Inspiration from glass welds

The U.S. research team—led by OSA member Javier Garay of the University of California, San Diego (UCSD), and Guillermo Aguilar of the University of California, Riverside (UCR)—took a fresh look at the problem, from two angles: the characteristics of the ceramic material itself, and the use of relatively low-average-power, ultrafast pulsed lasers rather than high-power CW lasers to do the heavy lifting.

The team took as a starting point work in the past decade that has used ultrafast pulsed lasers to join certain glasses. In these welds, the laser focuses pulsed energy into the material at the weld point and stimulates nonlinear optical processes, such as multiphoton absorption, that lead to highly local heating and melting, without boosting the temperature of the surrounding material.
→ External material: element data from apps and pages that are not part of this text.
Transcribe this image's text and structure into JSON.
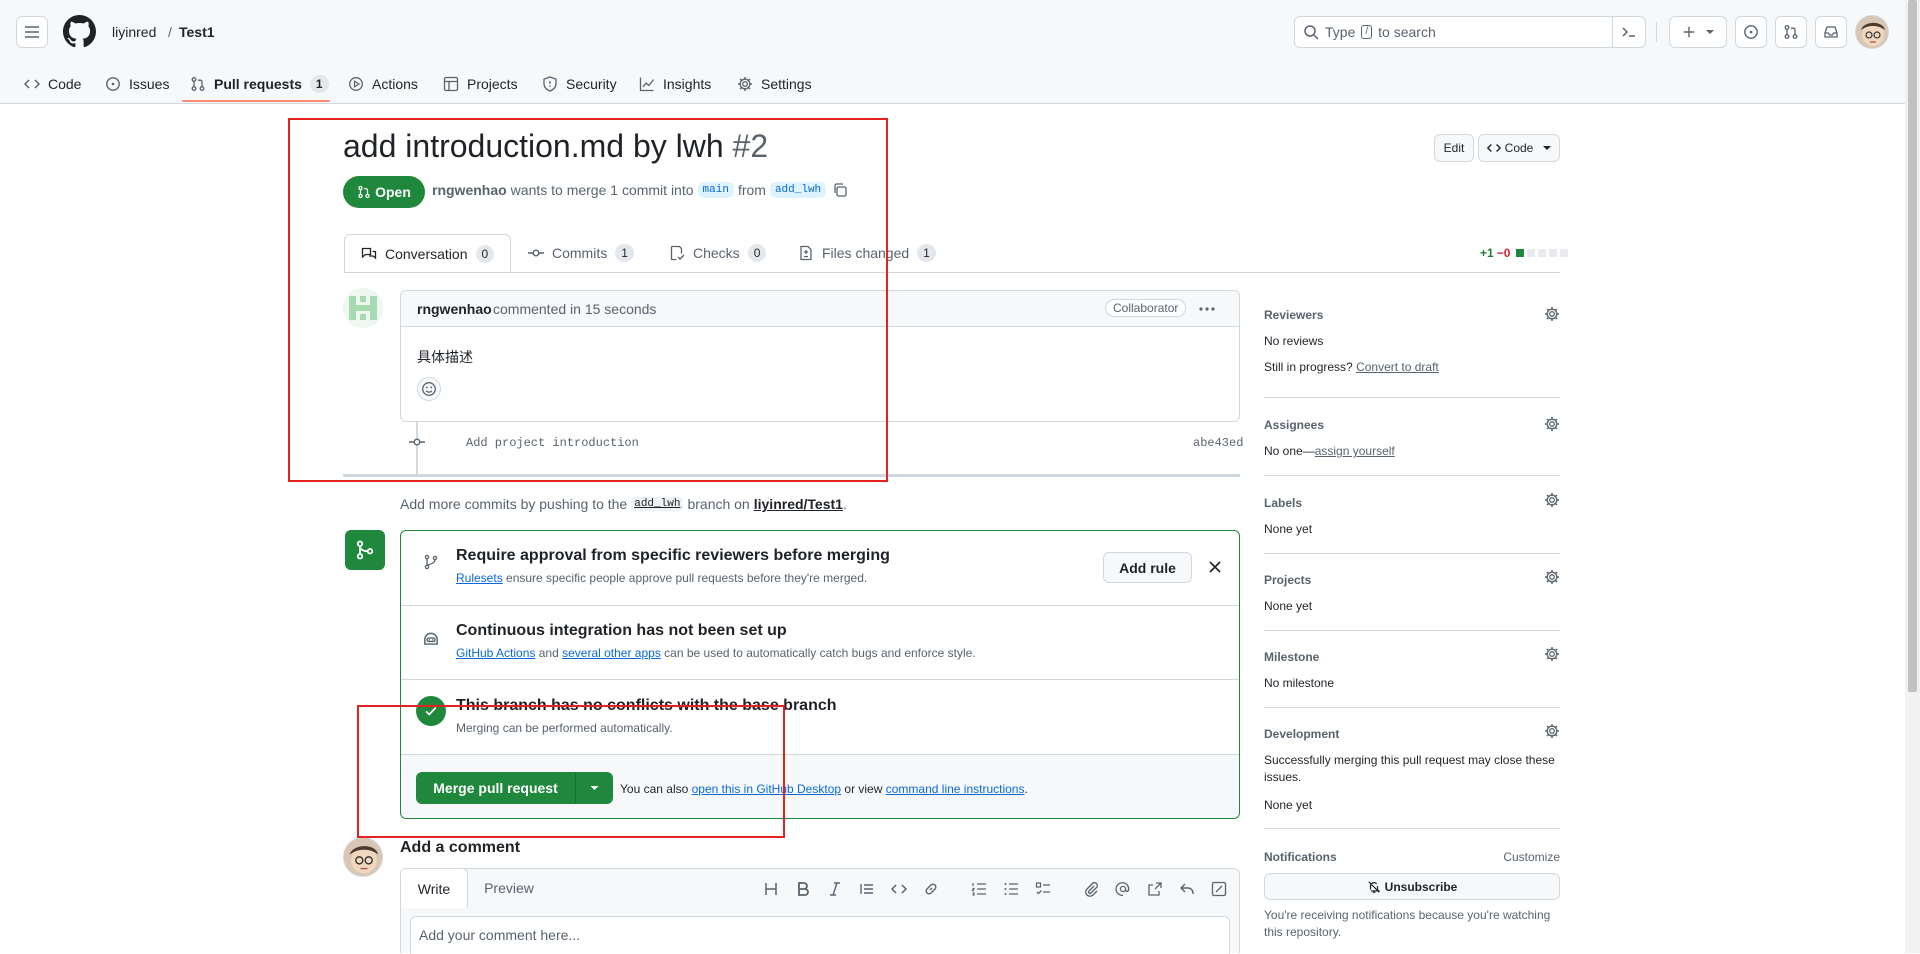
{
  "header": {
    "owner": "liyinred",
    "separator": "/",
    "repo": "Test1",
    "search_prefix": "Type",
    "search_key": "/",
    "search_suffix": "to search"
  },
  "repo_tabs": [
    {
      "label": "Code",
      "icon": "code-icon"
    },
    {
      "label": "Issues",
      "icon": "issue-icon"
    },
    {
      "label": "Pull requests",
      "icon": "pull-request-icon",
      "count": "1"
    },
    {
      "label": "Actions",
      "icon": "play-icon"
    },
    {
      "label": "Projects",
      "icon": "table-icon"
    },
    {
      "label": "Security",
      "icon": "shield-icon"
    },
    {
      "label": "Insights",
      "icon": "graph-icon"
    },
    {
      "label": "Settings",
      "icon": "gear-icon"
    }
  ],
  "pr": {
    "title": "add introduction.md by lwh",
    "number": "#2",
    "state": "Open",
    "author": "rngwenhao",
    "merge_text": "wants to merge 1 commit into",
    "base": "main",
    "from": "from",
    "head": "add_lwh",
    "edit_label": "Edit",
    "code_label": "Code"
  },
  "pr_tabs": [
    {
      "label": "Conversation",
      "count": "0"
    },
    {
      "label": "Commits",
      "count": "1"
    },
    {
      "label": "Checks",
      "count": "0"
    },
    {
      "label": "Files changed",
      "count": "1"
    }
  ],
  "diffstat": {
    "added": "+1",
    "removed": "−0"
  },
  "comment": {
    "author": "rngwenhao",
    "action": "commented in 15 seconds",
    "badge": "Collaborator",
    "body": "具体描述"
  },
  "commit": {
    "message": "Add project introduction",
    "sha": "abe43ed"
  },
  "push_hint": {
    "prefix": "Add more commits by pushing to the",
    "branch": "add_lwh",
    "middle": "branch on",
    "repo": "liyinred/Test1",
    "suffix": "."
  },
  "merge_box": {
    "rule_title": "Require approval from specific reviewers before merging",
    "rule_link": "Rulesets",
    "rule_sub": "ensure specific people approve pull requests before they're merged.",
    "add_rule": "Add rule",
    "ci_title": "Continuous integration has not been set up",
    "ci_link1": "GitHub Actions",
    "ci_and": "and",
    "ci_link2": "several other apps",
    "ci_sub": "can be used to automatically catch bugs and enforce style.",
    "conflict_title": "This branch has no conflicts with the base branch",
    "conflict_sub": "Merging can be performed automatically.",
    "merge_label": "Merge pull request",
    "also_prefix": "You can also",
    "also_link1": "open this in GitHub Desktop",
    "also_mid": "or view",
    "also_link2": "command line instructions",
    "also_suffix": "."
  },
  "add_comment": {
    "heading": "Add a comment",
    "write_tab": "Write",
    "preview_tab": "Preview",
    "placeholder": "Add your comment here..."
  },
  "sidebar": {
    "reviewers": {
      "title": "Reviewers",
      "value": "No reviews",
      "progress": "Still in progress?",
      "draft_link": "Convert to draft"
    },
    "assignees": {
      "title": "Assignees",
      "value": "No one—",
      "link": "assign yourself"
    },
    "labels": {
      "title": "Labels",
      "value": "None yet"
    },
    "projects": {
      "title": "Projects",
      "value": "None yet"
    },
    "milestone": {
      "title": "Milestone",
      "value": "No milestone"
    },
    "development": {
      "title": "Development",
      "desc": "Successfully merging this pull request may close these issues.",
      "value": "None yet"
    },
    "notifications": {
      "title": "Notifications",
      "customize": "Customize",
      "button": "Unsubscribe",
      "note": "You're receiving notifications because you're watching this repository."
    }
  },
  "colors": {
    "accent_green": "#1f883d",
    "link_blue": "#0969da",
    "tab_underline": "#fd8c73",
    "annotation_red": "#e52222"
  }
}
The UCSD–UCR researchers reasoned that, by tweaking the optical transparency of ceramic materials, they might be able to pull off a similar trick in ceramic welds.

Tweaking the material—and the laser pulses

two laser views

The team tested its technique on transparent (left) and traditional opaque (right) ceramics. [Image: David Baillot/UC San Diego Jacobs School of Engineering]

The team tried out the concept in two different sets of experiments. In one set, the researchers worked with a semitransparent ceramic, polycrystalline yttria-stabilized zirconia (YSZ), the transparency of which can be adjusted using simple thermal treatments. By tuning both the ceramic’s transparency and the characteristics of the laser pulse—pulse width, repetition rate and  exposure time—they were able to weld a transparent cylindrical cap onto a cylindrical tube. The joint held up to tests under ultra-high vacuum (similar to those used to validate seals on electronic and optoelectronic devices).

In a second set of experiments, the UCSD–UCR engineers attempted a simple join of two segments of a ceramic tube, using conventional, diffuse samples of YSZ and another ceramic material, polycrystalline alumina. Here, rather than trying to make the opaque ceramic more transparent to optimize the interaction, the team’s approach worked by opening a small, carefully tuned gap between the materials to be joined, to allow focusing of pulsed energy at the interface.

Shear-strength tests revealed that the weld’s strength depended heavily on tuning the laser parameters. Co-team-leader Aguilar, in a press release accompanying the work, characterized the “sweet spot” for the ultrafast pulses as a 2-ps pulse width, a 1-MHz repetition rate and a “moderate” total number of pulses. “This maximized the melt diameter, minimized material ablation, and timed cooling just right for the best weld possible,” according to Aguilar.

Works with a 50-W laser

photo of welded piece

The team used the technique to join a transparent ceramic cap to a ceramic tube. The resulting component withstood vacuum tests at the same level used to validate seals on electronic and optoelectronic devices. [Image: Garay lab/UC San Diego Jacobs School of Engineering]

One obvious advantage of the new technique is that it can be used at room temperature, rather than in the superheated environs of a ceramic furnace. And, while they efficiently melt material at the weld point itself, the laser pulses are so sharply defined that they don’t boost the temperature of the rest of the workpiece.

Those advantages, the team notes, opens up the prospect of using ceramics in some places where their use hasn’t previously been considered—such as transparent, tough ceramics to package delicate optoelectronic components, lab-on-chip devices, biomedical implants and more. And the energy requirements are impressively low; the system operates using a pulsed laser with an average power of less than 50 W.

Thus far, the UCSD–UCR researchers have only demonstrated their system on two ceramic materials, and on workpieces of a few centimeters in size. But the authors write that the strategy “should be applicable to a wide range of other oxides, nitrides, and carbides,” especially as ultrafast lasers at a variety of wavelengths and power levels become increasingly available. And the team is now at work optimizing the process for larger-scale workpieces, complex geometries and other materials.